Retrospective review of medical records, MRI and clinical data collection for qualifying cases, and necropsy or histopathology evaluation was performed at Texas A&M University, Washington State University, and the University of Georgia. Final review of case data submitted from each institution, database creation, and MRI processing for image analysis was performed at Texas A&M University. MR image analysis was performed at Texas A&M University and the University of Georgia. Data were analyzed at the University of Pretoria and Texas A&M University. The manuscript was written primarily at Texas A&M University.
- Issue published online: 2 MAY 2012
- Article first published online: 7 MAR 2012
- Manuscript Accepted: 24 JAN 2012
- Manuscript Revised: 22 JAN 2012
- Manuscript Received: 4 NOV 2011
The reliability and validity of magnetic resonance imaging (MRI) for detecting neoplastic, inflammatory, and cerebrovascular brain lesions in dogs are unknown.
To estimate sensitivity, specificity, and inter-rater agreement of MRI for classifying histologically confirmed neoplastic, inflammatory, and cerebrovascular brain disease in dogs.
One hundred and twenty-one client-owned dogs diagnosed with brain disease (n = 77) or idiopathic epilepsy (n = 44).
Retrospective, multi-institutional case series; 3 investigators analyzed MR images for the presence of a brain lesion with and without knowledge of case clinical data. Investigators recorded most likely etiologic category (neoplastic, inflammatory, cerebrovascular) and most likely specific disease for all brain lesions. Sensitivity, specificity, and inter-rater agreement were calculated to estimate diagnostic performance.
MRI was 94.4% sensitive (95% confidence interval [CI] = 88.7, 97.4) and 95.5% specific (95% CI = 89.9, 98.1) for detecting a brain lesion with similarly high performance for classifying neoplastic and inflammatory disease, but was only 38.9% sensitive for classifying cerebrovascular disease (95% CI = 16.1, 67.0). In general, high specificity but not sensitivity was retained for MR diagnosis of specific brain diseases. Inter-rater agreement was very good for overall detection of structural brain lesions (κ = 0.895, 95% CI = 0.792, 0.998, P < .001) and neoplastic lesions, but was only fair for cerebrovascular lesions (κ = 0.299, 95% CI = 0, 0.761, P = .21).

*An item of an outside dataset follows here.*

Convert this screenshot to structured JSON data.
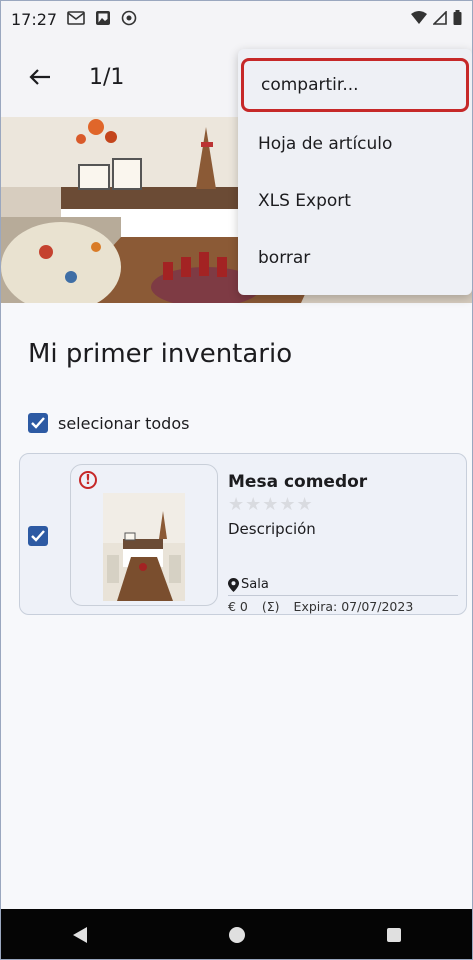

Conclusions and Clinical Importance
MRI is sensitive and specific for identifying brain lesions and classifying disease as inflammatory or neoplastic in dogs. Cerebrovascular disease in general and specific inflammatory, neoplastic, and cerebrovascular brain diseases were frequently misclassified.